Sbn::NumericVariable is used for handling numeric data, which is continuous and is thus more difficult to categorize than discrete states. Due to the nature of the MCMC algorithm used for inference, every variable in the network must have discrete states, but this limitation can be ameliorated by dynamically altering a numeric variable's states according to the variance of the numeric data. Whenever learning occurs, the average and standard deviation of the observations for the NumericVariable are calculated, and the occurrences are divided into multiple categories through a process known as discretization. For example, all numbers between 1.0 and 3.5 might be classified as one state, and all numbers between 3.5 and 6 might be classified in another. The thresholds for each state are based on the mean and standard deviation of the observed data, and are recalculated every time learning occurs, so even though some amount of accuracy is lost by discretization, the states chosen should usually be well-adapted to the data in your domain (assuming it is somewhat normally distributed). This variable type makes it much easier to work with numeric data by dynamically adapting to your data and handling the discretization for you.

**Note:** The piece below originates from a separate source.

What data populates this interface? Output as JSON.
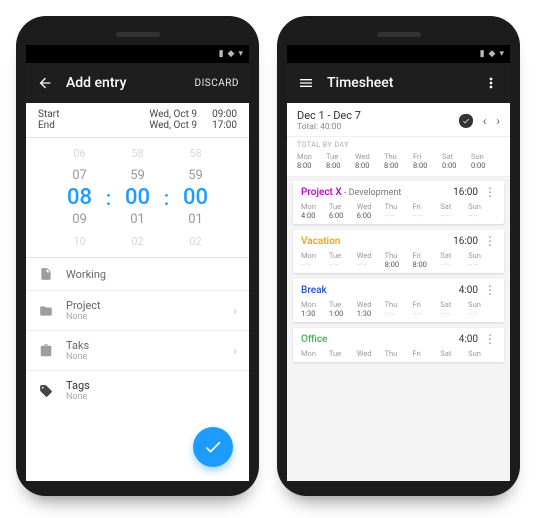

The following example shows a network that uses these advanced variable types:

net = Sbn::Net('Budget Category Network')
category = Sbn::Variable(net, :category, [0.5, 0.25, 0.25], [:gas, :food, :clothing])
amount = Sbn::NumericVariable(net, :amount)
merchant = Sbn::StringVariable(net, :merchant)
category.add_child(amount)
category.add_child(merchant)

Before parameter learning occurs on this network, it looks like this:

The Category variable represents a budget category for a financial transaction. The Amount variable is for the amount of the transaction and the Merchant variable handles observed strings for the merchant where the transaction took place. Suppose we supplied some sample points to this network:

net.add_sample_point :category => :gas, :amount => 29.11, :merchant => 'Chevron'

After adding that sample point, the network would look something like this:

The variables with dashed edges are the string covariables that were created by the managing string variable when it saw a new string in the sample points. At present, string variables generate ngrams of length 3, 6, and 10 characters. It is anticipated that these lengths will become customizable in a future release.

Future Features

There are many areas where we hope to improve Simple Bayesian Networks. Here are some of the possible improvements that may be added in future releases:

  • Support for exact inference

  • Support for continuous variables

  • Saving the sample points along with the network when saving to XMLBIF

  • Speedier inference using native C++ with vectorization provided by macstl

  • Speedier inference through parallelization

  • Support for inference of variable relationships from sample points

  • Support for customizing the number of iterations in the MCMC algorithm (currently hard-coded)

  • Support for customizing the size of ngrams used in string variables

  • Support for intelligently determining the best number of iterations for MCMC at runtime based on the desired level of precision

Please share your own ideas with us and help to improve this library.